“I think that the path I chose to take was a little different than most. I was a counselor the summer before starting my freshman year in college and again the following summer after my freshman. I then, like most people felt the need to apply for internships in the hopes that it would build my resume. After two dreadful summer internships, I was able to return to camp for a third summer as a counselor. I think this third summer as a counselor I noticed a lot more than my past counselor summers. I realized that there were many skills that I learned at camp that I would have never learned at a desk job. I recently had a boss tell me that she was impressed by my organization and motivation. I truly believe that these were two skills I was able to develop during my time as a Group Leader. My organization stems from my ability to ensure that every camper was where he or she needed to be when they needed to be. My motivation comes from the difficulty and challenges it took to engage 25 girls and every activity, even if they did not want to participate. One of the hardest aspects of a job is learning to work with all different types of people. They may have different ideals, cultures, and methods of working than you do. The best part about working at camp is that you are given vast amount of opportunities to work with people that are from different countries and backgrounds from yourself. You are expected to eat, sleep and work with these people nearly 24/7, whether you like them or not. Camp gave me the opportunity to understand people’s differences, and discover new methods of overcoming difficulties of working with all different types of people. At my current job, I work closely with three people from different countries with completely different approaches to work. I have been able to overcome these challenges using many of the same techniques I developed at camp. Finally, camp is just fun. Although you are working, it is a rewarding sense of work that you can see directly impacts the children you work with. Many jobs do not offer the opportunity to take the summer off and go back to camp. Although there might be pressure to get an internship or build your resume, I can guarantee that working at camp makes you stand out, makes you more personable, and helps you handle many of the difficult working challenges that will come in your future.”

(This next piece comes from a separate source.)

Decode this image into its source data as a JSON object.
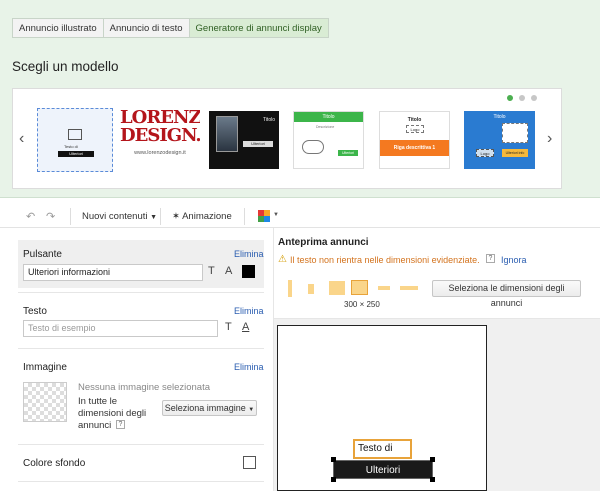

Randi Morgenstern (Dorm 2008) Associate PricewaterhouseCoopers
“Working at camp provided practical on the job work experience like no other job I have had. It required me to think on my feet, prioritize and act on a variety of challenges in real time, and constantly be prepared for anything and everything. Working as a counselor also gave me the opportunity to learn from and work with others from different cultural backgrounds, which is experience that has been valuable in every job I have had and back in graduate school for business. Working as a counselor also helped me place the needs of others before my own (whether the needs of a camper or first year counselor who was new to camp). This was particularly valuable for a customer service job I had – working at camp was excellent preparation! Similarly, working at camp demonstrated the importance of patience and listening, skills that are extremely valuable to any employer.
I loved working at camp, and I would not trade the experience for anything. The experience not only gave me camp memories that will last a lifetime, but I also learned a lot about myself. Working at camp is the best of both worlds – it is a one of a kind personal growth experience, and the lessons learned working at camp provide valuable professional experience that can serve as preparation for a job or great examples of your skills to share during an interview.”
Andrew Bromberg (Club 2005) MBA Candidate at The Ross School of Business